The good news is that onions are a hardy plant, shippers said.
“These onions have been bred and selected by seed companies and breeders for freeze resistance,” said Mike Martin, president of Mission, Texas-based Rio Queen Citrus Inc., and its sister company onion shipper Elmore & Stahl Inc. “From what we’re seeing, we’re most concerned about early onions, and at this point we’re not seeing any issues.”
Problems like bolting and double centers will not be apparent for a few weeks, and even then those problems likely would affect only the earliest onions.
“The later varieties we plant for an April and May harvest are almost like bullets,” Martin said.
The true test will be when the high temperatures and sunny skies return, said Curtis DeBerry, owner of Boerne, Texas-based Progreso Produce Ltd.
“Any bolting that’s going to happen will happen then,” he said. “I think we may be down 10-15% from what we originally anticipated. We still need a little more time.”
Harvesting could start as early as March 10-15 for some producers, said Don Ed Holmes, owner of The Onion House LLC, Weslaco, Texas.
“The bulk will be more like the 25th of March,” Holmes said. “The crop was tracking ahead of schedule about two weeks and the cold weather set it back in its normal time slot.”
Tracy Fowler, general manager of Raleigh, N.C.-based L&M Cos. Texas operations, said he expects to have good supplies starting around April 1.
“Our yields are going to be a little higher than last year,” he said. “I hate to say something like a bumper crop, but it looks like we’ll have pretty large yields this year.”
Shippers do not expect quite as strong a market this season. Where sweet onions were selling for $40 for a 50-pound bag and whites peaked around $65 a bag, last year, prices in late February were closer to a more normal return, shippers said.
“I think we’ll have a much more realistic number this season,” DeBerry said. “We’ll probably have the $8-10 deal most of the way through the prime sizes. We may see some spikes due to weather but that’s a normal market.”
Holmes said ideally, growers would like to see a little more than that.

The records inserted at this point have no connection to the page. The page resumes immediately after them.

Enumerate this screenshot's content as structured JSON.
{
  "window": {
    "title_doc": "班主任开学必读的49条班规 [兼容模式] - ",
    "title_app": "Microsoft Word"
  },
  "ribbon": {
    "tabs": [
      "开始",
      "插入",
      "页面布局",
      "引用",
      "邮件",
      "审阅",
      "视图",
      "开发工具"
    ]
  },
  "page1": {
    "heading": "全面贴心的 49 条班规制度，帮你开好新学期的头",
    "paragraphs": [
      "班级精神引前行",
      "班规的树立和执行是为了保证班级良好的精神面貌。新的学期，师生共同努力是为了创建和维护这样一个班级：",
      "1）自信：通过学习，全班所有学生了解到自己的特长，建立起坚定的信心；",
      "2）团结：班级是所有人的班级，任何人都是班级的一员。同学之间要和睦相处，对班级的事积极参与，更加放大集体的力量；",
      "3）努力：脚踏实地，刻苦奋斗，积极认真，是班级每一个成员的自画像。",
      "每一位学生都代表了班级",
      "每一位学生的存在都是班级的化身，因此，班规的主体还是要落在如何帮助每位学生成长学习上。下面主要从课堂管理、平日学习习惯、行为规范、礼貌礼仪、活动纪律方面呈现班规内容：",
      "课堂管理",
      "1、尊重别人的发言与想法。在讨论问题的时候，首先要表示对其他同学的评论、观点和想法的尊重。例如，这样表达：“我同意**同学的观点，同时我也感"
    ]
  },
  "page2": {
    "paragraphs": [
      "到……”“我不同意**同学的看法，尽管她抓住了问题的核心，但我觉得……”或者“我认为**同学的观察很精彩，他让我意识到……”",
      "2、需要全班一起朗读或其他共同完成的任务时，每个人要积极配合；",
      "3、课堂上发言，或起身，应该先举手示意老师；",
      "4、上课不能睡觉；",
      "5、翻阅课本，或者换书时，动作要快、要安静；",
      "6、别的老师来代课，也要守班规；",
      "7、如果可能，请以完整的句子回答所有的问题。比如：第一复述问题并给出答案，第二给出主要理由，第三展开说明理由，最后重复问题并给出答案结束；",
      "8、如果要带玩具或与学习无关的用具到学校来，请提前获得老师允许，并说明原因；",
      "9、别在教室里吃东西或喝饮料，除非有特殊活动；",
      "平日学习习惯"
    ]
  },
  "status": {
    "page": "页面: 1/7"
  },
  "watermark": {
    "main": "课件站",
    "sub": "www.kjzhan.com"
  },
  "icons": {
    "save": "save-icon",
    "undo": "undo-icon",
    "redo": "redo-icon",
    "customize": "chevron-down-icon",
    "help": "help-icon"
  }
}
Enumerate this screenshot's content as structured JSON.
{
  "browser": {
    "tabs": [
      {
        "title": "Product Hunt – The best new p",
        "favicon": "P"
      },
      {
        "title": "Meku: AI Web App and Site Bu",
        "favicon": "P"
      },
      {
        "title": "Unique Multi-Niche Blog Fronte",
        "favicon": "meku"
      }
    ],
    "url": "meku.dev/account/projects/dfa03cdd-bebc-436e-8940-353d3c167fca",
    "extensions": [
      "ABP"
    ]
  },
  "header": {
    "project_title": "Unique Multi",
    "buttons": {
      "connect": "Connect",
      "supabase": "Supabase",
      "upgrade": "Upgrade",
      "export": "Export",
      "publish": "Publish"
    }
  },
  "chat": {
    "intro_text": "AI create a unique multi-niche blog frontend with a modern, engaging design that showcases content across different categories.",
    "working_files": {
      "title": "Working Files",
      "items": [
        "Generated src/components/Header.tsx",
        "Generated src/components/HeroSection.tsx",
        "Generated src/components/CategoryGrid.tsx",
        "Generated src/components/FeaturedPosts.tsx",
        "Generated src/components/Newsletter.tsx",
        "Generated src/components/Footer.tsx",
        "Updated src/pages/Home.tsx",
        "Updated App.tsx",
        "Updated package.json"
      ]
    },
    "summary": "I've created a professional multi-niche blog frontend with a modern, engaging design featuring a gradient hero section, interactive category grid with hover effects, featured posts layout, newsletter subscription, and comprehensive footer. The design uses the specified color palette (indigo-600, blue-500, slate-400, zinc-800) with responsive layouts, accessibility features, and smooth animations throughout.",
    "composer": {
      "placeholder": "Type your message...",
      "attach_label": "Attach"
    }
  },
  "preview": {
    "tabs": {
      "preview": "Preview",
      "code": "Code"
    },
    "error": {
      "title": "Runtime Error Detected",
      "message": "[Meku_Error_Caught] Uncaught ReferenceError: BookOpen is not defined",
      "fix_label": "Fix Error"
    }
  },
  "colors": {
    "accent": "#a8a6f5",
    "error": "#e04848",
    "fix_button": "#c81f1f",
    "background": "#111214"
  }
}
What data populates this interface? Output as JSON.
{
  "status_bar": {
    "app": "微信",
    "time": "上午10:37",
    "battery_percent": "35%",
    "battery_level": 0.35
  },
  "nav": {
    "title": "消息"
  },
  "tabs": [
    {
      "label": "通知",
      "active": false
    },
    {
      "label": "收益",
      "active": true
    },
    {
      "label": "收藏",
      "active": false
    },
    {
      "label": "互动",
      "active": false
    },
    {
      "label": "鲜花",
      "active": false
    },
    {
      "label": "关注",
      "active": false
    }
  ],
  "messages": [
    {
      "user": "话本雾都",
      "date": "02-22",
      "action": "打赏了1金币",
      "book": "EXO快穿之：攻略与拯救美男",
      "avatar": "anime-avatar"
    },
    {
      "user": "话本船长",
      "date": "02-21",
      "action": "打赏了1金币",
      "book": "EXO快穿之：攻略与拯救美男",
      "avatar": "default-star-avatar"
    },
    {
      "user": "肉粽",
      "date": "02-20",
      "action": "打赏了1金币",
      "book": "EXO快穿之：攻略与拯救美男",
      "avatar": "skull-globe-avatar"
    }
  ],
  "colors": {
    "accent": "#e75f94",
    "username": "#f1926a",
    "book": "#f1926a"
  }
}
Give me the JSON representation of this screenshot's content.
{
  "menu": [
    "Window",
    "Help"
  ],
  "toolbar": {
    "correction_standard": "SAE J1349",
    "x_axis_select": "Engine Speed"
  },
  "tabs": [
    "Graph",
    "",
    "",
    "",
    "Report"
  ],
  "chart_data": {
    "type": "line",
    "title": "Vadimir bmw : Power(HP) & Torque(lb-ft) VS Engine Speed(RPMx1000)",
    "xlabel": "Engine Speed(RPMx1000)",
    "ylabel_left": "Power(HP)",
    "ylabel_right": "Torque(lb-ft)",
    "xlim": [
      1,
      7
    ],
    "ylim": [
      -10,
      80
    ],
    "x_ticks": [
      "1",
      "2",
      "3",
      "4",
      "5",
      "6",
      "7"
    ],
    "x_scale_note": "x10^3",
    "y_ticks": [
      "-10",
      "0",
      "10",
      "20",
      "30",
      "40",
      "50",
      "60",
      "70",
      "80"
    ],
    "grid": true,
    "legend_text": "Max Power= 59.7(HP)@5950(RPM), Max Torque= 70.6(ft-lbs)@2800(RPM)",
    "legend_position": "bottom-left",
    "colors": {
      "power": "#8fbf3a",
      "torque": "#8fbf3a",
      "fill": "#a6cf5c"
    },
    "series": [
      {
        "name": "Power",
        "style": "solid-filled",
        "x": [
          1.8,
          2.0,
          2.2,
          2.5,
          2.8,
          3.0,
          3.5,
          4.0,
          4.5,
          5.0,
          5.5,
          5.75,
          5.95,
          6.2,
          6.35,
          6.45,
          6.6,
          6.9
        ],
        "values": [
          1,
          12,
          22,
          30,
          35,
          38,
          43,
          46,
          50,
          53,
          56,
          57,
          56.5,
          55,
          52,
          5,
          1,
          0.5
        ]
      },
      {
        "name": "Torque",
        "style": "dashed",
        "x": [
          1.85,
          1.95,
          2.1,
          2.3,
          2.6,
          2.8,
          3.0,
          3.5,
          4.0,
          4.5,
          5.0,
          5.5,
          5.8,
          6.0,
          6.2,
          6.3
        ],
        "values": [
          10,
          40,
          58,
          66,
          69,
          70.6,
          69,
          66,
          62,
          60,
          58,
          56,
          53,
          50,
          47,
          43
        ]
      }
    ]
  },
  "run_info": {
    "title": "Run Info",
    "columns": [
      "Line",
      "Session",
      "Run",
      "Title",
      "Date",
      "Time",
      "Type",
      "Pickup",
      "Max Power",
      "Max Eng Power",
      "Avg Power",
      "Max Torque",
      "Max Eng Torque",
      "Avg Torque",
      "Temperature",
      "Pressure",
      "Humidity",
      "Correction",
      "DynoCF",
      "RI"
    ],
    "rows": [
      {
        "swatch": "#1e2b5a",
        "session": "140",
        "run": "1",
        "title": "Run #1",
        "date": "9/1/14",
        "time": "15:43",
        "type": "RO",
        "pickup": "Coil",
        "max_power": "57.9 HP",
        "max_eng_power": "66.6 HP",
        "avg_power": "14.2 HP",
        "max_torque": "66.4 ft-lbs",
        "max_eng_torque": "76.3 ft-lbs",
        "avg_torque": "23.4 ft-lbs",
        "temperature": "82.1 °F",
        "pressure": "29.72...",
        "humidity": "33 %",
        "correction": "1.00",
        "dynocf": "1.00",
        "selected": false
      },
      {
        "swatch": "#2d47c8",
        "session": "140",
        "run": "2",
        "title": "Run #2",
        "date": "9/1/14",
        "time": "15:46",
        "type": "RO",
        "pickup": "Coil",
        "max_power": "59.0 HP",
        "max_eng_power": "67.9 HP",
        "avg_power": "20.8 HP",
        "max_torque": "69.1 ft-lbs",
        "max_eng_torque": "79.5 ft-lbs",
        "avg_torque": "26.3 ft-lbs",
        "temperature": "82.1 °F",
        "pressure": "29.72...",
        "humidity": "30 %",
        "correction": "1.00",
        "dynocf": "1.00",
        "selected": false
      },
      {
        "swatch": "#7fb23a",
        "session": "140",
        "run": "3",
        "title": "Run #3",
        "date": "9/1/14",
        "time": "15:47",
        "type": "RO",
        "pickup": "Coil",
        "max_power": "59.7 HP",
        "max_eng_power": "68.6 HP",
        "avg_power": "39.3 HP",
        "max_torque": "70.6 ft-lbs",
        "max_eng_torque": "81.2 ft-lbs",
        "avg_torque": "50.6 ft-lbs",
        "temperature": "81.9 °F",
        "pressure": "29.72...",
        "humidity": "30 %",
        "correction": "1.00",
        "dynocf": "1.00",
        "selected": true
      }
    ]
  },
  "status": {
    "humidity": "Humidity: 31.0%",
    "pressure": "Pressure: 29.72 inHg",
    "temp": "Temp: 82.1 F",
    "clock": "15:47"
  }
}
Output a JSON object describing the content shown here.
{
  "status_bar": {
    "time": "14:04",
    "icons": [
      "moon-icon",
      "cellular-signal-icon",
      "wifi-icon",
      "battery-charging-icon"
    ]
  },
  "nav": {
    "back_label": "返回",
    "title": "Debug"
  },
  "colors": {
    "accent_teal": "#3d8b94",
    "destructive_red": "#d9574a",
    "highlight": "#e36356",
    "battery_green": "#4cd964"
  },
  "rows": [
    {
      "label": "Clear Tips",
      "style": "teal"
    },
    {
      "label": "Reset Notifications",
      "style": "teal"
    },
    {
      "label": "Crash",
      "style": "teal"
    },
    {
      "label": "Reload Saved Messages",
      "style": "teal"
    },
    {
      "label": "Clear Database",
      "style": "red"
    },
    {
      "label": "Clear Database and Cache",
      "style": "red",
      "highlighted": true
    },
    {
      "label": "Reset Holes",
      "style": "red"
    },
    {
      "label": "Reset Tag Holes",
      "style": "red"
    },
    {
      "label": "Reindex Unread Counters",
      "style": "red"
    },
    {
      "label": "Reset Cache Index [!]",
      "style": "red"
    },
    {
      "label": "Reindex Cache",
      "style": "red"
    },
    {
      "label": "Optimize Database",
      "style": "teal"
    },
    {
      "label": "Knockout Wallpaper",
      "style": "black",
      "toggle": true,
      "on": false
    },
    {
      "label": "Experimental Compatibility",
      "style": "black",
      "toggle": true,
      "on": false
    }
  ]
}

“Anything lower than $7 and you’re back to a break-even situation,” he said. “That $40 is an unheard of deal. Even in 2003 and 1973 when we had real high markets we didn’t have those kind of numbers.”